=== AVAILABLE RECORDS ===
☆ ☆ ☆ ☆ ☆ ☆ ☆
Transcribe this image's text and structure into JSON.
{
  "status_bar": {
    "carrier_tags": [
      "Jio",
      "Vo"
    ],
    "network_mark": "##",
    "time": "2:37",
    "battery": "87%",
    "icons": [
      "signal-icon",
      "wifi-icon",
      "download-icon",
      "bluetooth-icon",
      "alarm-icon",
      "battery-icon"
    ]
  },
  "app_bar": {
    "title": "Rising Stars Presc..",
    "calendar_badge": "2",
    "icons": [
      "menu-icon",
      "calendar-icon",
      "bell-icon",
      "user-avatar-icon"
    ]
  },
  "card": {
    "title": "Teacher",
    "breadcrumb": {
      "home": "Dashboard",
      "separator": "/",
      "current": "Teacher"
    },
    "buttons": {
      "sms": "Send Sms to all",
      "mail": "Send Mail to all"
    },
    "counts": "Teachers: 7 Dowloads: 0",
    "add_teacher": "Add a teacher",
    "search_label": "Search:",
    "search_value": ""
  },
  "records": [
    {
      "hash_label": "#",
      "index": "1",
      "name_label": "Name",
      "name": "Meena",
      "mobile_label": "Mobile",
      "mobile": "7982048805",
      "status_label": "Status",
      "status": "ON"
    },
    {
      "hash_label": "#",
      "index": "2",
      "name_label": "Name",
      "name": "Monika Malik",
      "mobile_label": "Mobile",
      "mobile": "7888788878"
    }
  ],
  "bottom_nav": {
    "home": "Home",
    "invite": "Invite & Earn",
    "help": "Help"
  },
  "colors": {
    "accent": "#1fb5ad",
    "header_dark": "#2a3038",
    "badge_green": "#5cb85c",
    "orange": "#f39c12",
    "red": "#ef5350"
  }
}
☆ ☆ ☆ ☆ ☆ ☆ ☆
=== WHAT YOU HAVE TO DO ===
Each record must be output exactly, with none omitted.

=== EXERCISE SOLUTION ===
Transcribe this image's text and structure into JSON.
{
  "status_bar": {
    "carrier_tags": [
      "Jio",
      "Vo"
    ],
    "network_mark": "##",
    "time": "2:37",
    "battery": "87%",
    "icons": [
      "signal-icon",
      "wifi-icon",
      "download-icon",
      "bluetooth-icon",
      "alarm-icon",
      "battery-icon"
    ]
  },
  "app_bar": {
    "title": "Rising Stars Presc..",
    "calendar_badge": "2",
    "icons": [
      "menu-icon",
      "calendar-icon",
      "bell-icon",
      "user-avatar-icon"
    ]
  },
  "card": {
    "title": "Teacher",
    "breadcrumb": {
      "home": "Dashboard",
      "separator": "/",
      "current": "Teacher"
    },
    "buttons": {
      "sms": "Send Sms to all",
      "mail": "Send Mail to all"
    },
    "counts": "Teachers: 7 Dowloads: 0",
    "add_teacher": "Add a teacher",
    "search_label": "Search:",
    "search_value": ""
  },
  "records": [
    {
      "hash_label": "#",
      "index": "1",
      "name_label": "Name",
      "name": "Meena",
      "mobile_label": "Mobile",
      "mobile": "7982048805",
      "status_label": "Status",
      "status": "ON"
    },
    {
      "hash_label": "#",
      "index": "2",
      "name_label": "Name",
      "name": "Monika Malik",
      "mobile_label": "Mobile",
      "mobile": "7888788878"
    }
  ],
  "bottom_nav": {
    "home": "Home",
    "invite": "Invite & Earn",
    "help": "Help"
  },
  "colors": {
    "accent": "#1fb5ad",
    "header_dark": "#2a3038",
    "badge_green": "#5cb85c",
    "orange": "#f39c12",
    "red": "#ef5350"
  }
}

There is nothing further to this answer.